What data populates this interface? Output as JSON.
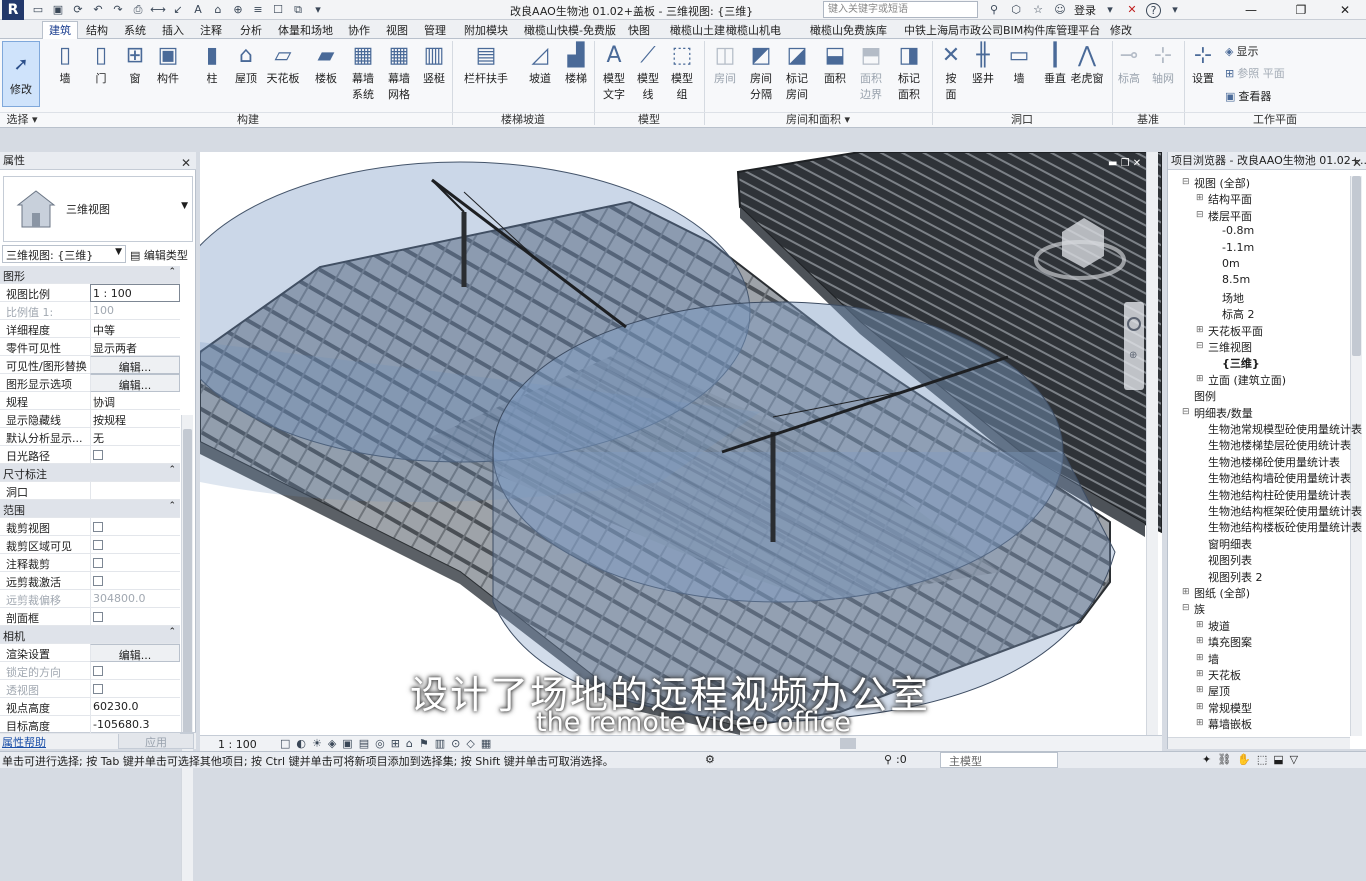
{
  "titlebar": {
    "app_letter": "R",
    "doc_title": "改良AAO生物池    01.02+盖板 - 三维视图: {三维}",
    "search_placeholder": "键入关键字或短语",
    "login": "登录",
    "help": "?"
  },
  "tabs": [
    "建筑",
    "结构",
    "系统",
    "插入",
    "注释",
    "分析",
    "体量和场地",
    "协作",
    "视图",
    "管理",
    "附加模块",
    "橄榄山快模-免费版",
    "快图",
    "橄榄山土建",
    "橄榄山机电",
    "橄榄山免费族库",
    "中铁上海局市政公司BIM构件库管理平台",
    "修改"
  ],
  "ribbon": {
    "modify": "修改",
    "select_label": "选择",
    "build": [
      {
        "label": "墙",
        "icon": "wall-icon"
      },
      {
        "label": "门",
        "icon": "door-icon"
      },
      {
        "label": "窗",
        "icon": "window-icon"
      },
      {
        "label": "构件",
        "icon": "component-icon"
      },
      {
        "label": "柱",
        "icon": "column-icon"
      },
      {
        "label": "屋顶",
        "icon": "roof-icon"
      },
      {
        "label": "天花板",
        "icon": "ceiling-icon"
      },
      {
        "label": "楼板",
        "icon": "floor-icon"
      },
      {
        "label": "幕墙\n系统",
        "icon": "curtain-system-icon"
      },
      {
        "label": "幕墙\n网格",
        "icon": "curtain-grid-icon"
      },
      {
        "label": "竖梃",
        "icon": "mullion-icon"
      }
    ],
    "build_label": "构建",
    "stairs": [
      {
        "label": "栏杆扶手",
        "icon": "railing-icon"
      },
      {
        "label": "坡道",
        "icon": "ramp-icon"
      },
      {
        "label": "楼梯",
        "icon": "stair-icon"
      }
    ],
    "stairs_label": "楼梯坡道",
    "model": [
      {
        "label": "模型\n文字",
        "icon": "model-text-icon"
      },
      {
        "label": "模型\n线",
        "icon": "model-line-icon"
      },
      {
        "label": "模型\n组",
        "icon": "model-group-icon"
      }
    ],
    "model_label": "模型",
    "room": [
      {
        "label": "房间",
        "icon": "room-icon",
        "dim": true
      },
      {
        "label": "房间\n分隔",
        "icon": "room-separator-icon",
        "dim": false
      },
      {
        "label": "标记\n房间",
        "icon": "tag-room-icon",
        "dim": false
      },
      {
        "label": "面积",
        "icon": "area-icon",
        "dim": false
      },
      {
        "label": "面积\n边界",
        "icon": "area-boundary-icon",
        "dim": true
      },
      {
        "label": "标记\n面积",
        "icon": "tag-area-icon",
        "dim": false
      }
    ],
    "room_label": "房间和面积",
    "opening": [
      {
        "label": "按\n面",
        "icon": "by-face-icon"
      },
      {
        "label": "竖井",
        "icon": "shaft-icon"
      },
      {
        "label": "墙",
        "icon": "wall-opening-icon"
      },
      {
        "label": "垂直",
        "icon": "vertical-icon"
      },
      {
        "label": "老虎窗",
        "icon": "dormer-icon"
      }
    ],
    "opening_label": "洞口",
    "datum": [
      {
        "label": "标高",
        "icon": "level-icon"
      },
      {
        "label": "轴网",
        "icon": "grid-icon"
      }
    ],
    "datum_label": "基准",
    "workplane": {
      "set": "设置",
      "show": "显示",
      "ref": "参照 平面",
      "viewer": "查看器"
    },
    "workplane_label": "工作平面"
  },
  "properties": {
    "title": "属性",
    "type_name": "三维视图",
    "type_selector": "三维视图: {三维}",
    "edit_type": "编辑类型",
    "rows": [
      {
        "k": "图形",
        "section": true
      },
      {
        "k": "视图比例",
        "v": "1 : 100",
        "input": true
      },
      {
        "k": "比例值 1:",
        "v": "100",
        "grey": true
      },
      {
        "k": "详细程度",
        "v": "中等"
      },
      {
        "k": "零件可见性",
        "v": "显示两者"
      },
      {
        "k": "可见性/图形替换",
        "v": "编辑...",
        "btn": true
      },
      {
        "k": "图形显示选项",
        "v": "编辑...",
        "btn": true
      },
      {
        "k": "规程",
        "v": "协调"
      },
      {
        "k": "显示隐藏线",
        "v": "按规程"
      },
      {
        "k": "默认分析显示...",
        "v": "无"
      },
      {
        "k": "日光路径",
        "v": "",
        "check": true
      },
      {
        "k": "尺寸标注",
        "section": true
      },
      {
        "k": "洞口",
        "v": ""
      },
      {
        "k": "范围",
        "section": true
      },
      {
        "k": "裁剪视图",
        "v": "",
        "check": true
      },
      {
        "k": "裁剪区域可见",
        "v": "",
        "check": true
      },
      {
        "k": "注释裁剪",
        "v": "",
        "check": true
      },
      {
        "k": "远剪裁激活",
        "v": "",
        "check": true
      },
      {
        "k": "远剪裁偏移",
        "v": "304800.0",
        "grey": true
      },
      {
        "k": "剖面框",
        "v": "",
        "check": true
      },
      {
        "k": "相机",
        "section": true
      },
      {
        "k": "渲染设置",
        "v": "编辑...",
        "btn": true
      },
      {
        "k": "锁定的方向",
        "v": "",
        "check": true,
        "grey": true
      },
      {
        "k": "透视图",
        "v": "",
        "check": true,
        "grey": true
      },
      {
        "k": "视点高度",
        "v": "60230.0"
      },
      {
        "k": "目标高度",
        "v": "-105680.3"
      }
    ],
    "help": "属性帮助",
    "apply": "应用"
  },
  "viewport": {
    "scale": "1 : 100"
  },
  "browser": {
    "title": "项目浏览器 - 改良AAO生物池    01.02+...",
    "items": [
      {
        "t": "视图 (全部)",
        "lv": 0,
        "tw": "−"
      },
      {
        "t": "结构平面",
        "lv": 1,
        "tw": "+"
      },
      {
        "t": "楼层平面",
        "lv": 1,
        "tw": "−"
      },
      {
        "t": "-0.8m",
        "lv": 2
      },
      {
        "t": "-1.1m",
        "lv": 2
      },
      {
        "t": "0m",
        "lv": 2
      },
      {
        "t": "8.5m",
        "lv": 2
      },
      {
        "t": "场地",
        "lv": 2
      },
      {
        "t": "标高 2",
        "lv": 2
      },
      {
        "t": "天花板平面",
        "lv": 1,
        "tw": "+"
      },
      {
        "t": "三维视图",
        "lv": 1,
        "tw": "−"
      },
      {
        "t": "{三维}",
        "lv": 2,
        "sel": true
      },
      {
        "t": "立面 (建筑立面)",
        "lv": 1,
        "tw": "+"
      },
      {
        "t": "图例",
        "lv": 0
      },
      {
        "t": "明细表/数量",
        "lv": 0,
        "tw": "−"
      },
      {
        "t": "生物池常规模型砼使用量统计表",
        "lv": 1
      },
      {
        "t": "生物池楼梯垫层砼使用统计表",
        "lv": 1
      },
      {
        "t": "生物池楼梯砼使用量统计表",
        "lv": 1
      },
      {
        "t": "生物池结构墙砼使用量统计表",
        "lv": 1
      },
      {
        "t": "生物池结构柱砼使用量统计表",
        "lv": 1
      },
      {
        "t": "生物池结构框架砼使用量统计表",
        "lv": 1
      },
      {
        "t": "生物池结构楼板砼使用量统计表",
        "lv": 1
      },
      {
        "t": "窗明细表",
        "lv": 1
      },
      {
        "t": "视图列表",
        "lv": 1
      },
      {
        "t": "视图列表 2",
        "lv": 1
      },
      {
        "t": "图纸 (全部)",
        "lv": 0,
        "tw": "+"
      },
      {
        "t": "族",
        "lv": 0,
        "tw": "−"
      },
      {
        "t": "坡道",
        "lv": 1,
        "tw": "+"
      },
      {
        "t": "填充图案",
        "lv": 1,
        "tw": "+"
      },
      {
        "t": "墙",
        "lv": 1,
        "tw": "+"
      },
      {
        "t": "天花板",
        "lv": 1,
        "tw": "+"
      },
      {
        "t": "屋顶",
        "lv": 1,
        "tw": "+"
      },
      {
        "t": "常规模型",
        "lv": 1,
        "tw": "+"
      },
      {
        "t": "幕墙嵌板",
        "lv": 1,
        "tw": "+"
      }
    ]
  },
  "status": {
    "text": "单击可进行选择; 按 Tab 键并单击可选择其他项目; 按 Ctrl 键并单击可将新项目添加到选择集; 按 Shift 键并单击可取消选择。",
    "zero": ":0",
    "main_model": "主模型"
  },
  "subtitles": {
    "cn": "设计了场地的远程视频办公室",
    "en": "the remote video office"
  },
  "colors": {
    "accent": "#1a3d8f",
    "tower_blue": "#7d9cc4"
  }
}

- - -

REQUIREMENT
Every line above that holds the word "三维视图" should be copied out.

RESPONSE AREA
    "doc_title": "改良AAO生物池    01.02+盖板 - 三维视图: {三维}",
    "type_name": "三维视图",
    "type_selector": "三维视图: {三维}",
        "t": "三维视图",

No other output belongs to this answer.